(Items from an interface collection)

○ ○ ○ ○ ○ ○ ○

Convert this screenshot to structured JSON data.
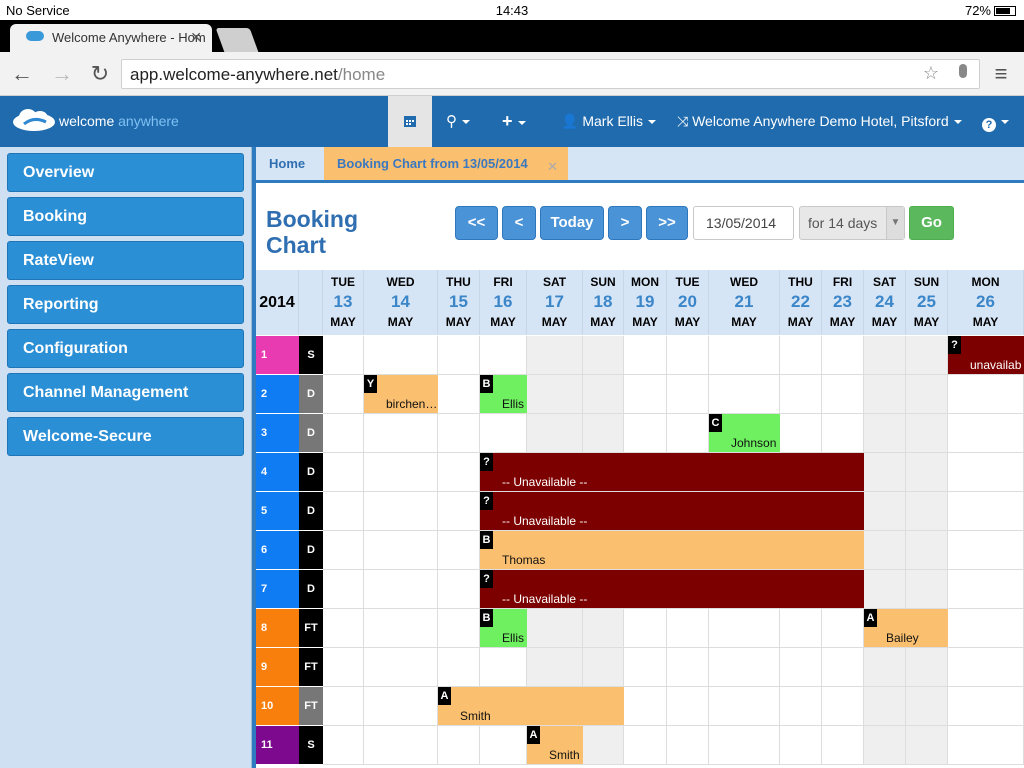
{
  "status_bar": {
    "carrier": "No Service",
    "time": "14:43",
    "battery": "72%"
  },
  "browser": {
    "tab_title": "Welcome Anywhere - Hom",
    "url_host": "app.welcome-anywhere.net",
    "url_path": "/home"
  },
  "app_nav": {
    "brand_a": "welcome",
    "brand_b": "anywhere",
    "user": "Mark Ellis",
    "hotel": "Welcome Anywhere Demo Hotel, Pitsford"
  },
  "sidebar": {
    "items": [
      {
        "label": "Overview"
      },
      {
        "label": "Booking"
      },
      {
        "label": "RateView"
      },
      {
        "label": "Reporting"
      },
      {
        "label": "Configuration"
      },
      {
        "label": "Channel Management"
      },
      {
        "label": "Welcome-Secure"
      }
    ]
  },
  "page_tabs": {
    "home": "Home",
    "active": "Booking Chart from 13/05/2014"
  },
  "page": {
    "title_line1": "Booking",
    "title_line2": "Chart"
  },
  "nav_controls": {
    "first": "<<",
    "prev": "<",
    "today": "Today",
    "next": ">",
    "last": ">>",
    "date_value": "13/05/2014",
    "days_value": "for 14 days",
    "go": "Go"
  },
  "chart": {
    "year": "2014",
    "days": [
      {
        "dow": "TUE",
        "num": "13",
        "mon": "MAY"
      },
      {
        "dow": "WED",
        "num": "14",
        "mon": "MAY"
      },
      {
        "dow": "THU",
        "num": "15",
        "mon": "MAY"
      },
      {
        "dow": "FRI",
        "num": "16",
        "mon": "MAY"
      },
      {
        "dow": "SAT",
        "num": "17",
        "mon": "MAY"
      },
      {
        "dow": "SUN",
        "num": "18",
        "mon": "MAY"
      },
      {
        "dow": "MON",
        "num": "19",
        "mon": "MAY"
      },
      {
        "dow": "TUE",
        "num": "20",
        "mon": "MAY"
      },
      {
        "dow": "WED",
        "num": "21",
        "mon": "MAY"
      },
      {
        "dow": "THU",
        "num": "22",
        "mon": "MAY"
      },
      {
        "dow": "FRI",
        "num": "23",
        "mon": "MAY"
      },
      {
        "dow": "SAT",
        "num": "24",
        "mon": "MAY"
      },
      {
        "dow": "SUN",
        "num": "25",
        "mon": "MAY"
      },
      {
        "dow": "MON",
        "num": "26",
        "mon": "MAY"
      }
    ],
    "rooms": [
      {
        "num": "1",
        "type": "S",
        "color": "#e83bb2"
      },
      {
        "num": "2",
        "type": "D",
        "color": "#0f7cf3"
      },
      {
        "num": "3",
        "type": "D",
        "color": "#0f7cf3"
      },
      {
        "num": "4",
        "type": "D",
        "color": "#0f7cf3"
      },
      {
        "num": "5",
        "type": "D",
        "color": "#0f7cf3"
      },
      {
        "num": "6",
        "type": "D",
        "color": "#0f7cf3"
      },
      {
        "num": "7",
        "type": "D",
        "color": "#0f7cf3"
      },
      {
        "num": "8",
        "type": "FT",
        "color": "#f97f0c"
      },
      {
        "num": "9",
        "type": "FT",
        "color": "#f97f0c"
      },
      {
        "num": "10",
        "type": "FT",
        "color": "#f97f0c"
      },
      {
        "num": "11",
        "type": "S",
        "color": "#7d0a8e"
      }
    ],
    "bookings": [
      {
        "row": 0,
        "start": 13,
        "len": 1,
        "code": "?",
        "name": "unavailab",
        "style": "red"
      },
      {
        "row": 1,
        "start": 1,
        "len": 1,
        "code": "Y",
        "name": "birchen…",
        "style": "org"
      },
      {
        "row": 1,
        "start": 3,
        "len": 1,
        "code": "B",
        "name": "Ellis",
        "style": "grn"
      },
      {
        "row": 2,
        "start": 8,
        "len": 1,
        "code": "C",
        "name": "Johnson",
        "style": "grn"
      },
      {
        "row": 3,
        "start": 3,
        "len": 8,
        "code": "?",
        "name": "-- Unavailable --",
        "style": "red"
      },
      {
        "row": 4,
        "start": 3,
        "len": 8,
        "code": "?",
        "name": "-- Unavailable --",
        "style": "red"
      },
      {
        "row": 5,
        "start": 3,
        "len": 8,
        "code": "B",
        "name": "Thomas",
        "style": "org"
      },
      {
        "row": 6,
        "start": 3,
        "len": 8,
        "code": "?",
        "name": "-- Unavailable --",
        "style": "red"
      },
      {
        "row": 7,
        "start": 3,
        "len": 1,
        "code": "B",
        "name": "Ellis",
        "style": "grn"
      },
      {
        "row": 7,
        "start": 11,
        "len": 2,
        "code": "A",
        "name": "Bailey",
        "style": "org"
      },
      {
        "row": 9,
        "start": 2,
        "len": 4,
        "code": "A",
        "name": "Smith",
        "style": "org"
      },
      {
        "row": 10,
        "start": 4,
        "len": 1,
        "code": "A",
        "name": "Smith",
        "style": "org"
      }
    ]
  }
}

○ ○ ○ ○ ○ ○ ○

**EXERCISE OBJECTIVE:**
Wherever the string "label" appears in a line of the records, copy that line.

**PROBLEM SOLUTION:**
        "label": "Overview"
        "label": "Booking"
        "label": "RateView"
        "label": "Reporting"
        "label": "Configuration"
        "label": "Channel Management"
        "label": "Welcome-Secure"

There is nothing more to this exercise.